The legislature – the Oireachtas – has very few powers to hold the government to account, to ask hard questions, to get satisfactory answers. This is why we have turned to solutions such as holding Tribunals of Inquiry, and introducing new rules about ethics in public office, and so on. But the papers in our book argue that these are second-best solutions, patches to a constitutional arrangement that accords enormous power to the government of the day.
Time and again in our book, we found examples of an over-powerful political executive. The drastic errors of economic policy during the 2000s are now glaringly obvious. The government could act as it wished on very short-term considerations. It could make decisions that favoured insider groups such as property developers and bankers. It could ignore the dangers of not having good enough regulation. We can only imagine how different things might have been if we had had serious and informed parliamentary debates about policy options, with properly costed estimations about alternative courses of action, like the German or Scandinavian parliaments.
But we must also ask ourselves what the incentives might be for governments, once in power, to engage in serious constitutional reform of this sort? For what is involved is a voluntary surrender of the power to act freely and without trammel. Is this like asking the proverbial turkeys to vote for Christmas?
One possible answer is that government might voluntarily bind itself in the short term, in order to achieve some better outcome in the longer term. But is this a reasonable expectation? The quality of governance is a real and long-term public interest consideration. But the first imperative for all governments is to seek re-election, and election time always comes up too soon. Is dedicating itself to real reform going to be a winning strategy? It is not clear that governments could really reap the electoral rewards they would like from making the legislature more powerful and more effective. We are used to seeing a commitment to fundamental reform turning into something more like the line of least resistance.
And yet in some areas, we have seen important institutional and policy innovation. We now have a fully functioning fiscal council to provide government with informed analysis about the fiscal sustainability of its policies. We have seen the introduction of multi-annual budgeting, and a more serious approach to evaluating public spending than in any other period of economic downturn.
However, on reflection, the areas in which most change has taken place are those which are most exposed to external scrutiny or which are formally mandated by external policy obligations. Our fiscal council has powers that are no stronger than they need to be, consistent with our international commitments to have such a body. The tough scrutiny now applied to public expenditure and public sector employment numbers takes place under the watchful eye of our international lenders. The political will to bring about change is certainly there. But the external enforcement is what gives it real effect.
There are many other areas in which reform commitments continue to drag along at a barely visible pace. Changes are undoubtedly being implemented under the Croke Park agreement on public sector pay and flexibility of work practices. But the three-monthly reports required by the Troika provide a much stronger incentive to deliver on specific targets. The danger is that the momentum to keep up the reform effort is driven most effectively by external pressure.
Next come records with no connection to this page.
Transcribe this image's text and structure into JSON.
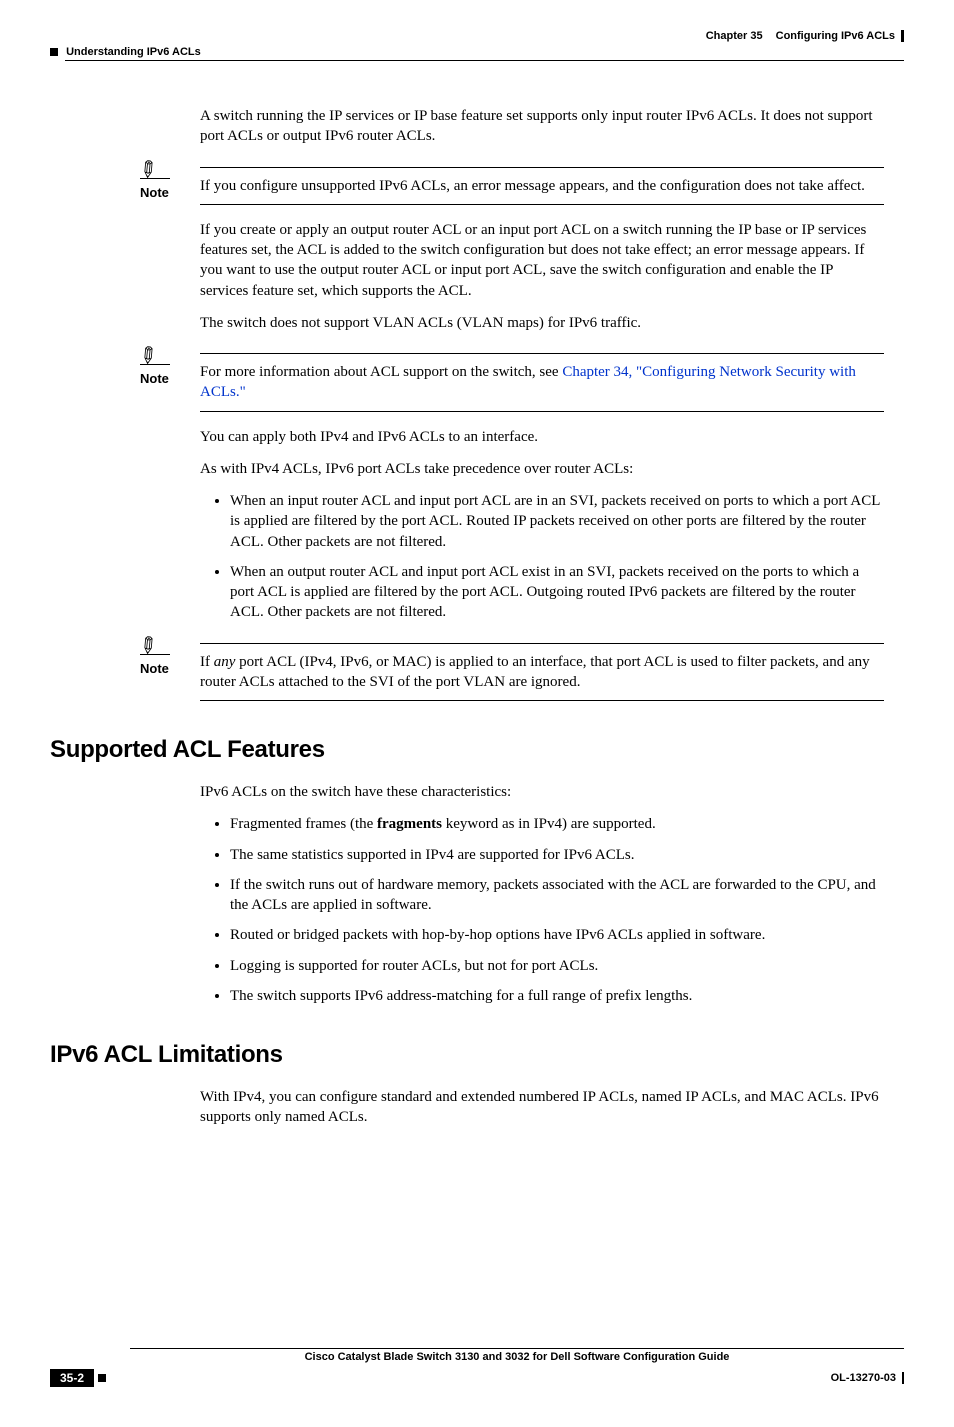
{
  "header": {
    "chapter_label": "Chapter 35",
    "chapter_title": "Configuring IPv6 ACLs",
    "section_left": "Understanding IPv6 ACLs"
  },
  "body": {
    "p1": "A switch running the IP services or IP base feature set supports only input router IPv6 ACLs. It does not support port ACLs or output IPv6 router ACLs.",
    "note1": {
      "label": "Note",
      "text": "If you configure unsupported IPv6 ACLs, an error message appears, and the configuration does not take affect."
    },
    "p2": "If you create or apply an output router ACL or an input port ACL on a switch running the IP base or IP services features set, the ACL is added to the switch configuration but does not take effect; an error message appears. If you want to use the output router ACL or input port ACL, save the switch configuration and enable the IP services feature set, which supports the ACL.",
    "p3": "The switch does not support VLAN ACLs (VLAN maps) for IPv6 traffic.",
    "note2": {
      "label": "Note",
      "text_prefix": "For more information about ACL support on the switch, see ",
      "link_text": "Chapter 34, \"Configuring Network Security with ACLs.\""
    },
    "p4": "You can apply both IPv4 and IPv6 ACLs to an interface.",
    "p5": "As with IPv4 ACLs, IPv6 port ACLs take precedence over router ACLs:",
    "bullets1": [
      "When an input router ACL and input port ACL are in an SVI, packets received on ports to which a port ACL is applied are filtered by the port ACL. Routed IP packets received on other ports are filtered by the router ACL. Other packets are not filtered.",
      "When an output router ACL and input port ACL exist in an SVI, packets received on the ports to which a port ACL is applied are filtered by the port ACL. Outgoing routed IPv6 packets are filtered by the router ACL. Other packets are not filtered."
    ],
    "note3": {
      "label": "Note",
      "pre": "If ",
      "italic": "any",
      "post": " port ACL (IPv4, IPv6, or MAC) is applied to an interface, that port ACL is used to filter packets, and any router ACLs attached to the SVI of the port VLAN are ignored."
    },
    "h2a": "Supported ACL Features",
    "p6": "IPv6 ACLs on the switch have these characteristics:",
    "bullets2_item1_pre": "Fragmented frames (the ",
    "bullets2_item1_bold": "fragments",
    "bullets2_item1_post": " keyword as in IPv4) are supported.",
    "bullets2_rest": [
      "The same statistics supported in IPv4 are supported for IPv6 ACLs.",
      "If the switch runs out of hardware memory, packets associated with the ACL are forwarded to the CPU, and the ACLs are applied in software.",
      "Routed or bridged packets with hop-by-hop options have IPv6 ACLs applied in software.",
      "Logging is supported for router ACLs, but not for port ACLs.",
      "The switch supports IPv6 address-matching for a full range of prefix lengths."
    ],
    "h2b": "IPv6 ACL Limitations",
    "p7": "With IPv4, you can configure standard and extended numbered IP ACLs, named IP ACLs, and MAC ACLs. IPv6 supports only named ACLs."
  },
  "footer": {
    "book_title": "Cisco Catalyst Blade Switch 3130 and 3032 for Dell Software Configuration Guide",
    "page_number": "35-2",
    "doc_id": "OL-13270-03"
  }
}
It is fairly early days yet in the lifetime of the present government, and undoubtedly too soon to make an assessment of its reforming credentials. But it seems to me that the obstacles to achieving real reform still remain substantial. And so the temptation must be strong to fall back upon that old standby, the rhetoric of reform. Prepare to continue discussing these issues at the MacGill Summer School in 2013.
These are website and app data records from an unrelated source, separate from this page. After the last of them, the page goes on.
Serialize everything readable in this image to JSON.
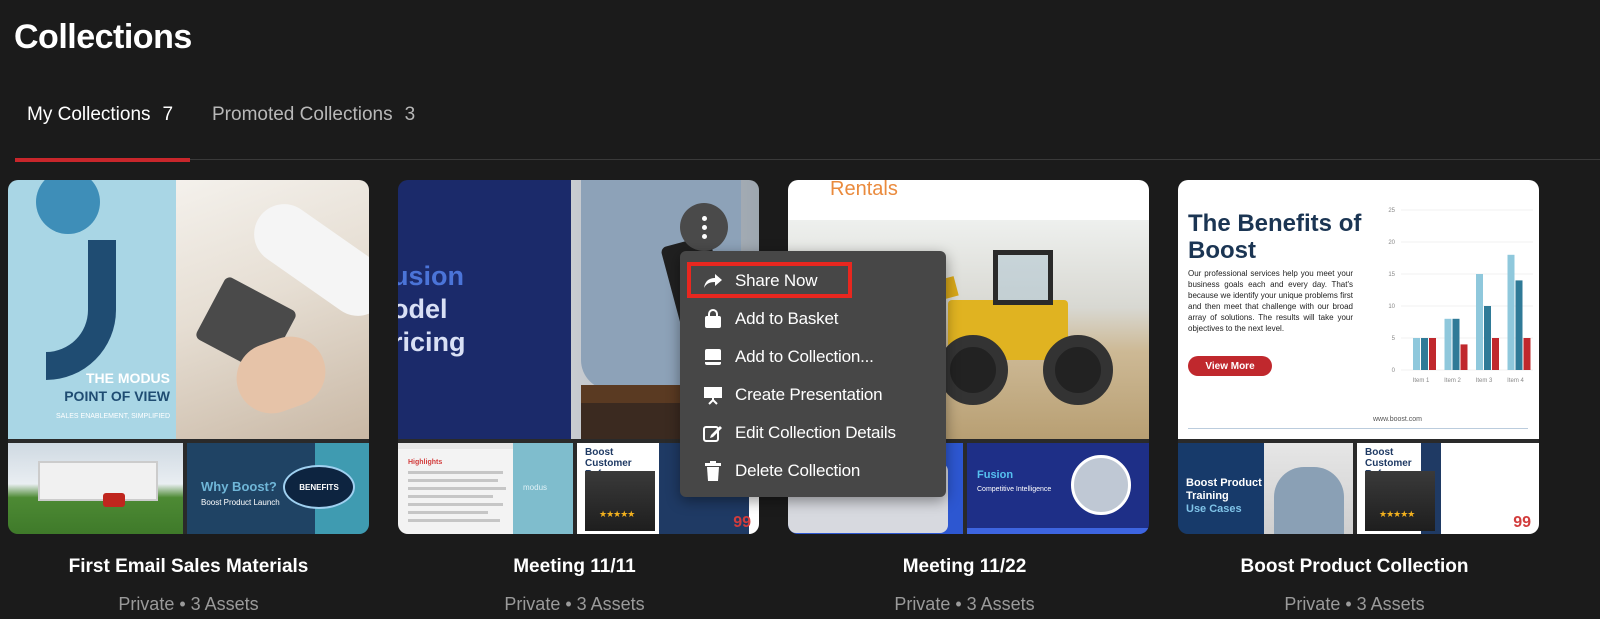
{
  "header": {
    "title": "Collections"
  },
  "tabs": [
    {
      "label": "My Collections",
      "count": "7",
      "active": true
    },
    {
      "label": "Promoted Collections",
      "count": "3",
      "active": false
    }
  ],
  "colors": {
    "accent": "#c8262b",
    "background": "#1b1b1b",
    "menu_bg": "#474747",
    "highlight": "#e8271f"
  },
  "cards": [
    {
      "name": "First Email Sales Materials",
      "meta": "Private • 3 Assets",
      "thumb_main": {
        "line1": "THE MODUS",
        "line2": "POINT OF VIEW",
        "line3": "SALES ENABLEMENT, SIMPLIFIED"
      },
      "thumb_sub": {
        "title": "Why Boost?",
        "subtitle": "Boost Product Launch",
        "badge": "BENEFITS"
      }
    },
    {
      "name": "Meeting 11/11",
      "meta": "Private • 3 Assets",
      "thumb_main": {
        "line1": "usion",
        "line2": "odel",
        "line3": "ricing"
      },
      "thumb_sub": {
        "doc_title": "Highlights",
        "doc_img_label": "modus",
        "ref_title": "Boost Customer Reference",
        "stars": "★★★★★",
        "quote": "99"
      }
    },
    {
      "name": "Meeting 11/22",
      "meta": "Private • 3 Assets",
      "thumb_main": {
        "heading": "Rentals"
      },
      "thumb_sub": {
        "title": "Fusion",
        "subtitle": "Competitive Intelligence"
      }
    },
    {
      "name": "Boost Product Collection",
      "meta": "Private • 3 Assets",
      "thumb_main": {
        "title": "The Benefits of Boost",
        "body": "Our professional services help you meet your business goals each and every day. That's because we identify your unique problems first and then meet that challenge with our broad array of solutions. The results will take your objectives to the next level.",
        "button": "View More",
        "url": "www.boost.com"
      },
      "thumb_sub": {
        "title": "Boost Product Training",
        "subtitle": "Use Cases",
        "ref_title": "Boost Customer Reference",
        "stars": "★★★★★",
        "quote": "99"
      }
    }
  ],
  "chart_data": {
    "type": "bar",
    "categories": [
      "Item 1",
      "Item 2",
      "Item 3",
      "Item 4"
    ],
    "series": [
      {
        "values": [
          5,
          8,
          15,
          18
        ],
        "color": "#8fc8dc"
      },
      {
        "values": [
          5,
          8,
          10,
          14
        ],
        "color": "#2f7a97"
      },
      {
        "values": [
          5,
          4,
          5,
          5
        ],
        "color": "#c0282d"
      }
    ],
    "ylim": [
      0,
      25
    ],
    "yticks": [
      "0",
      "5",
      "10",
      "15",
      "20",
      "25"
    ]
  },
  "context_menu": {
    "items": [
      {
        "label": "Share Now",
        "icon": "share-arrow-icon"
      },
      {
        "label": "Add to Basket",
        "icon": "basket-icon"
      },
      {
        "label": "Add to Collection...",
        "icon": "collection-icon"
      },
      {
        "label": "Create Presentation",
        "icon": "presentation-icon"
      },
      {
        "label": "Edit Collection Details",
        "icon": "edit-icon"
      },
      {
        "label": "Delete Collection",
        "icon": "trash-icon"
      }
    ]
  }
}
¹ The Rhetoric of Reaction: Perversity, Futility, Jeopardy. Albert O. Hirschman. Cambridge MA: The Belknap Press of Harvard University Press.
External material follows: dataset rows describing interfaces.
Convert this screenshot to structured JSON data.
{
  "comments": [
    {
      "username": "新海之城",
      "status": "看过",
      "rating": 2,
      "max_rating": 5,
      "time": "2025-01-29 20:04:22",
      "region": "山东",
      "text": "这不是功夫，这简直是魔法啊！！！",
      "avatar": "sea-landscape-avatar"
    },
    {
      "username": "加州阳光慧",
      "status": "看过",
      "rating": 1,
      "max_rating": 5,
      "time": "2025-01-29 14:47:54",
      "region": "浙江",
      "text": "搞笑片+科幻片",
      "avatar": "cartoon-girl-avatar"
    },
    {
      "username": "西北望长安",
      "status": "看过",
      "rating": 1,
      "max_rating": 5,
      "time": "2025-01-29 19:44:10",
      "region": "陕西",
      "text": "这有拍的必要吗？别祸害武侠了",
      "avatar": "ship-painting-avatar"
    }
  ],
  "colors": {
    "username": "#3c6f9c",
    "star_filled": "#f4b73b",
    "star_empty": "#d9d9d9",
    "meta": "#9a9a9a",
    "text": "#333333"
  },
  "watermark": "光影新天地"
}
² Irish Governance In Crisis, edited by Niamh Hardiman. Manchester: Manchester University Press, 2012.